** Opening Source information block **

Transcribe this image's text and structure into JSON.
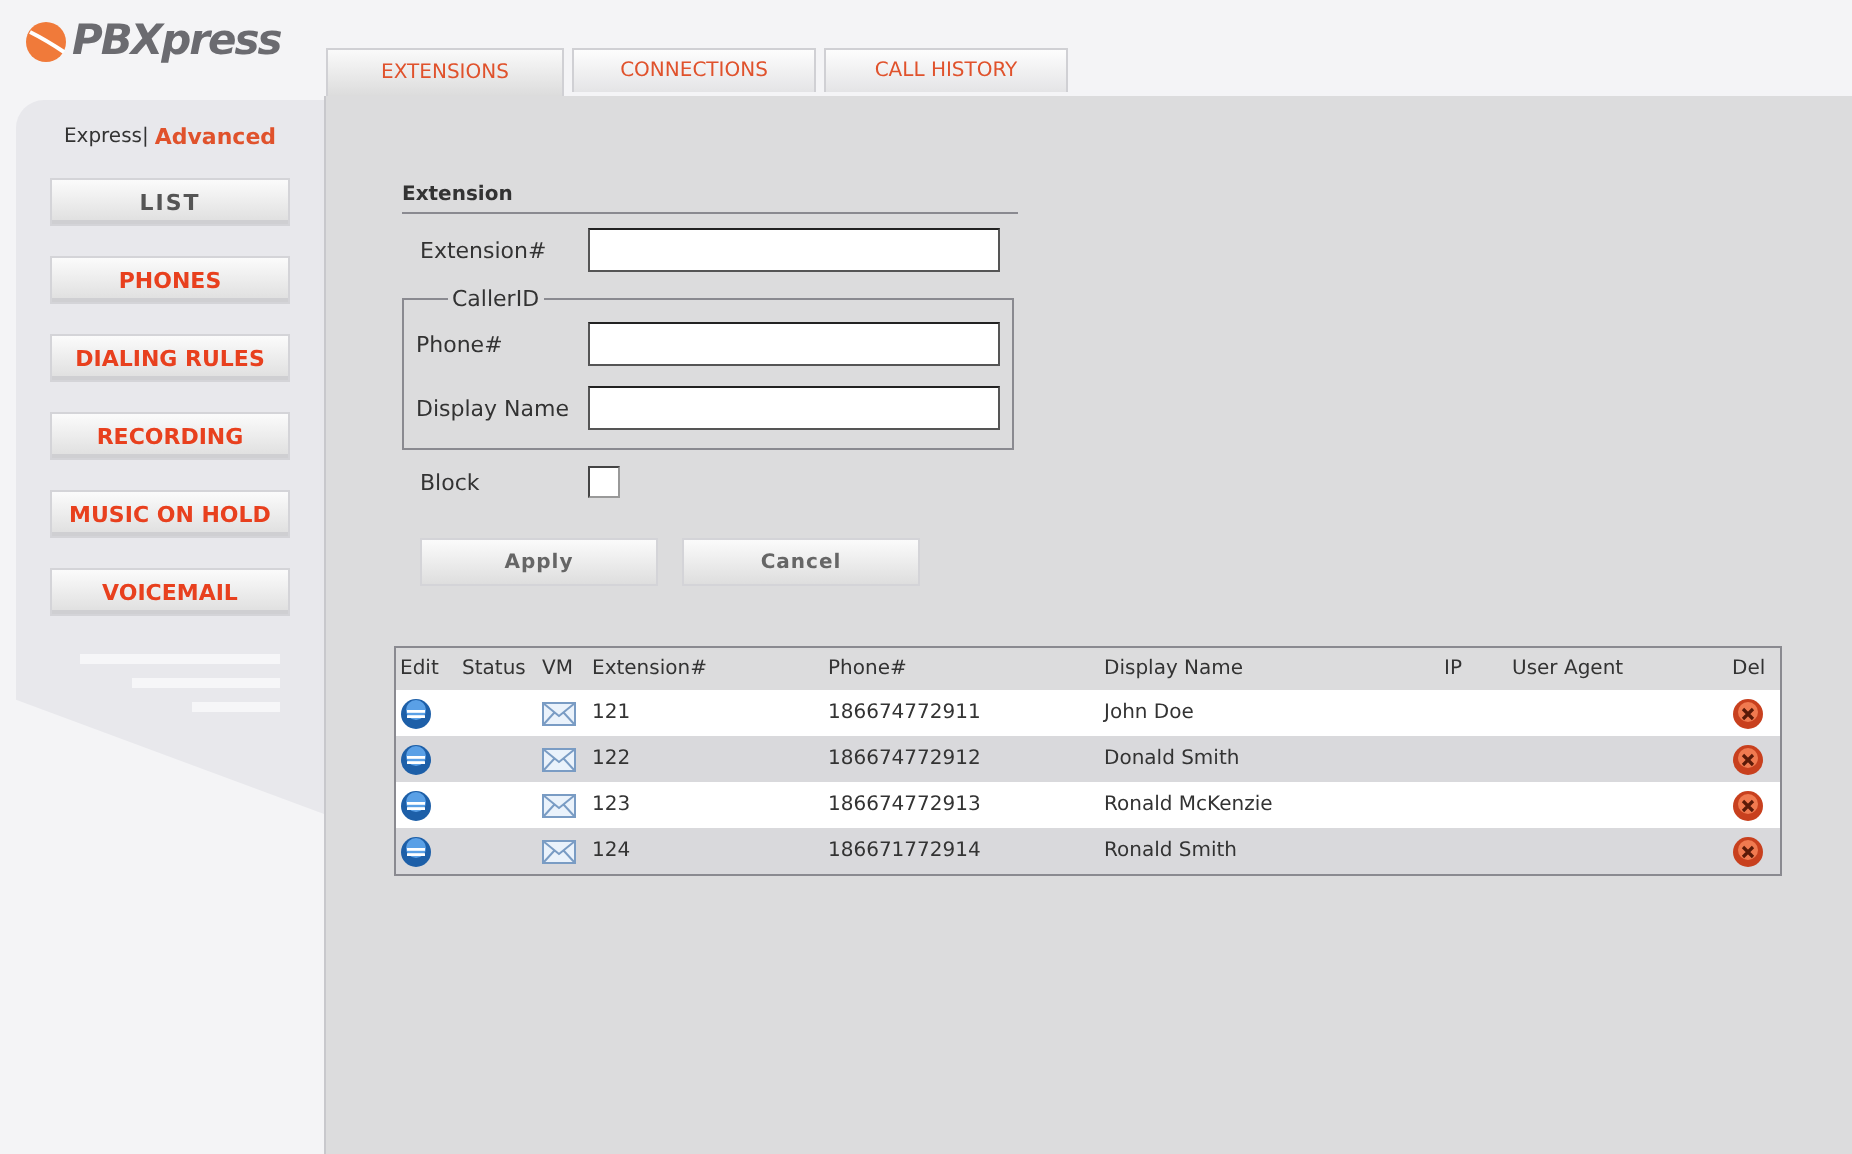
{
  "logo": {
    "text": "PBXpress"
  },
  "tabs": [
    {
      "label": "EXTENSIONS",
      "selected": true
    },
    {
      "label": "CONNECTIONS",
      "selected": false
    },
    {
      "label": "CALL HISTORY",
      "selected": false
    }
  ],
  "modes": [
    {
      "label": "Express|",
      "selected": false
    },
    {
      "label": "Advanced",
      "selected": true
    }
  ],
  "sidebar": {
    "items": [
      {
        "label": "LIST",
        "selected": true
      },
      {
        "label": "PHONES",
        "selected": false
      },
      {
        "label": "DIALING RULES",
        "selected": false
      },
      {
        "label": "RECORDING",
        "selected": false
      },
      {
        "label": "MUSIC ON HOLD",
        "selected": false
      },
      {
        "label": "VOICEMAIL",
        "selected": false
      }
    ]
  },
  "form": {
    "title": "Extension",
    "extension_label": "Extension#",
    "caller_id": {
      "legend": "CallerID",
      "phone_label": "Phone#",
      "display_name_label": "Display Name"
    },
    "block": {
      "label": "Block",
      "checked": false
    },
    "buttons": [
      "Apply",
      "Cancel"
    ]
  },
  "table": {
    "columns": [
      "Edit",
      "Status",
      "VM",
      "Extension#",
      "Phone#",
      "Display Name",
      "IP",
      "User Agent",
      "Del"
    ],
    "rows": [
      {
        "extension": "121",
        "phone": "186674772911",
        "display_name": "John Doe"
      },
      {
        "extension": "122",
        "phone": "186674772912",
        "display_name": "Donald Smith"
      },
      {
        "extension": "123",
        "phone": "186674772913",
        "display_name": "Ronald McKenzie"
      },
      {
        "extension": "124",
        "phone": "186671772914",
        "display_name": "Ronald Smith"
      }
    ]
  }
}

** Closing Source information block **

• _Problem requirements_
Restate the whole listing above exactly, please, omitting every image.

• _Solution_
Transcribe this image's text and structure into JSON.
{
  "logo": {
    "text": "PBXpress"
  },
  "tabs": [
    {
      "label": "EXTENSIONS",
      "selected": true
    },
    {
      "label": "CONNECTIONS",
      "selected": false
    },
    {
      "label": "CALL HISTORY",
      "selected": false
    }
  ],
  "modes": [
    {
      "label": "Express|",
      "selected": false
    },
    {
      "label": "Advanced",
      "selected": true
    }
  ],
  "sidebar": {
    "items": [
      {
        "label": "LIST",
        "selected": true
      },
      {
        "label": "PHONES",
        "selected": false
      },
      {
        "label": "DIALING RULES",
        "selected": false
      },
      {
        "label": "RECORDING",
        "selected": false
      },
      {
        "label": "MUSIC ON HOLD",
        "selected": false
      },
      {
        "label": "VOICEMAIL",
        "selected": false
      }
    ]
  },
  "form": {
    "title": "Extension",
    "extension_label": "Extension#",
    "caller_id": {
      "legend": "CallerID",
      "phone_label": "Phone#",
      "display_name_label": "Display Name"
    },
    "block": {
      "label": "Block",
      "checked": false
    },
    "buttons": [
      "Apply",
      "Cancel"
    ]
  },
  "table": {
    "columns": [
      "Edit",
      "Status",
      "VM",
      "Extension#",
      "Phone#",
      "Display Name",
      "IP",
      "User Agent",
      "Del"
    ],
    "rows": [
      {
        "extension": "121",
        "phone": "186674772911",
        "display_name": "John Doe"
      },
      {
        "extension": "122",
        "phone": "186674772912",
        "display_name": "Donald Smith"
      },
      {
        "extension": "123",
        "phone": "186674772913",
        "display_name": "Ronald McKenzie"
      },
      {
        "extension": "124",
        "phone": "186671772914",
        "display_name": "Ronald Smith"
      }
    ]
  }
}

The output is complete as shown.